View Full Version : bracing questions

Mar-14-2004, 4:50pm
I am trying to understand how tone bars work and have a few questions, mainly about symmetry. First, just a few statements to find out if my thinking is straight:

1.) Braces act more as stiffeners than braces. The top should hold up to string tension even without the tone bars.

2.) Several different approaches are successful.

3.) These "plate stiffeners" ought to be made of stiff material that is also light. (For example, a cedar or redwood top that isn't terribly stiff should have spruce tone bars or even something with carbon fiber.)

I understand that most makers are copyists with regard to the parallel type tone bars of Gibson Loar instruments, but if you look at these as plate stiffeners, then shouldn't the tone bar on the treble side then be larger and stiffer than the bass side? Shouldn't the bass side be left to vibrate more "freely"? This may show my ignorance of how tops vibrate, but is there really a difference between one side of the top and the other when considering how the whole plate vibrates? Vibrations travel through all of the bridge and I don't think there is a great division just because the treble strings are on one side of the bridge and the bass strings the other. If all this is so, then is it perhaps safe to conclude that those parallel tone bars are of different dimensions because it helps to have a top that is *assymterically* stiffened?

I am just a novice on acoustics, but I can't help but wonder about these kinds of things. Right now, I am getting ready to put tone bars in a top that I have carved and I will probably X brace it. This system seems like a really good stiffening system and I have had good luck with it so far. I also had good luck copying David Cohen's very different system on one mandolin. But this symmetry issue makes me wonder whether I should make the X bracing assymetrical. Do other builders do this? Do any of you try to adjust the tone of your mandolins by somehow modifying the tone bars in situ? Who out there really experiments with bracing?

Thanks for any advice you might add!


Mar-15-2004, 3:03pm
At the ASIA symposium last summer, Don McCrostie probably saved me a lot of time and experimenting by saying that he had moved the tone bars from side to side in various mandolins, and didn't hear much difference.

I think of tone bars acting as beams to distribute the force of the strings to more of the top.
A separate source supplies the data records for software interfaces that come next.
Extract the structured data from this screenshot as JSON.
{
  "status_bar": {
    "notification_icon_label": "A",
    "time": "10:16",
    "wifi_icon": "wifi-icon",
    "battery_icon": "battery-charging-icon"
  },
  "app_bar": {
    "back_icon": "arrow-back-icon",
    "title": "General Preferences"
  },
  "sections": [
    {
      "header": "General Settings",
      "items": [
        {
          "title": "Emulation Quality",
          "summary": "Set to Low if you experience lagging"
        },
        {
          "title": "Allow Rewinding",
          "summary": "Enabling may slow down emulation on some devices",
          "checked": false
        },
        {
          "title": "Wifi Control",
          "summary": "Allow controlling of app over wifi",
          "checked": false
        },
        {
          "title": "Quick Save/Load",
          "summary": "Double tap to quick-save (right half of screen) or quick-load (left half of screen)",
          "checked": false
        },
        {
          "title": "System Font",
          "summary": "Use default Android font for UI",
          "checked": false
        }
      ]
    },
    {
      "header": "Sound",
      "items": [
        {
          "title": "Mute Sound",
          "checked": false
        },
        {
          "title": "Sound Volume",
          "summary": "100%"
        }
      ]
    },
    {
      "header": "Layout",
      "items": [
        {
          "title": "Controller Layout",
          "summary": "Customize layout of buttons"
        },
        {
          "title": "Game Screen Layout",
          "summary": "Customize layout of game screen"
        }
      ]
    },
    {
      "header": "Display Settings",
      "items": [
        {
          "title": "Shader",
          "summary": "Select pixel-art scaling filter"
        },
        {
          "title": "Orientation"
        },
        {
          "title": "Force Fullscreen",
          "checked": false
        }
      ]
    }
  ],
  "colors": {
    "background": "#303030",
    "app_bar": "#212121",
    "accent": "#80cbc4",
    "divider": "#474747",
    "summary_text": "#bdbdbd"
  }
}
Dave Cohen
Mar-15-2004, 8:18pm
OF course, I experiment with bracing. I just got through doing holography on eight different pre-1929 mandolins, including one 1924 F5. I have been writing the paper for a few weeks now, and just got news that the Acoustical Society of America has accepted our abstract. So I will be presenting the paper on May 27 at the ASA meeting in NYC. I looked at several Gibson oval hole mandolins, a Lyon & Healy A, a Vega model 205 "cylinderback", an H1 mandola, the '24 Loar, and two Neapolitans (Eugene Braig's 1908 Martin, and Mike Schroeder's 1921 Calace). As is known, the Vega and the Neapolitans are ladder-braced, the rest of the ovals have a single soundhole brace, and f-hole mandolins have the primarly longitudinal "tone bars". Thanks to that assortment of mandolins, I am starting to get a better handle on what bracing does, though I still have a long way to go. Technically, I am not supposed to divulge the info in the paper until it is presented, though it can be shared freely after that. If there are any mando enthusiasts in the NYC area, I want to encourage them to come to the ASA meeting.

John, the tone bars do distribute the static load as you suggested, but the dynamic properties are way more complicated than that. One thing that can be said is that at low frequencies, it doesn't matter how the braces are arranged. The forces from the strings "see" the overall stiffness of the top, and the braces are "seen" as part of the top. I remember that Boaz Elkayam once braced a classical guitar with a Star of David pattern. I have no idea what it sounded like. At higher frequencies, the bracing pattern exerts progressively more influence on both the mode shapes and the mode frequencies.

Michael Lewis
Mar-16-2004, 1:17am
Dave, I for one eagerly await your "sharing" of the information you have gathered. We all have preconceived concepts of what goes on inside these things, and I think it would be helpful to actually have a real understanding of how the structure functions to make tone and volume.

Mar-16-2004, 9:42am
I, too, eagerly await your publication Dave! For now, I will X brace this current project, but will keep it symmetrical (especially after Michael's comment above).It's tempting to make them tall and narrow and then try fine tuning some after it's strung up.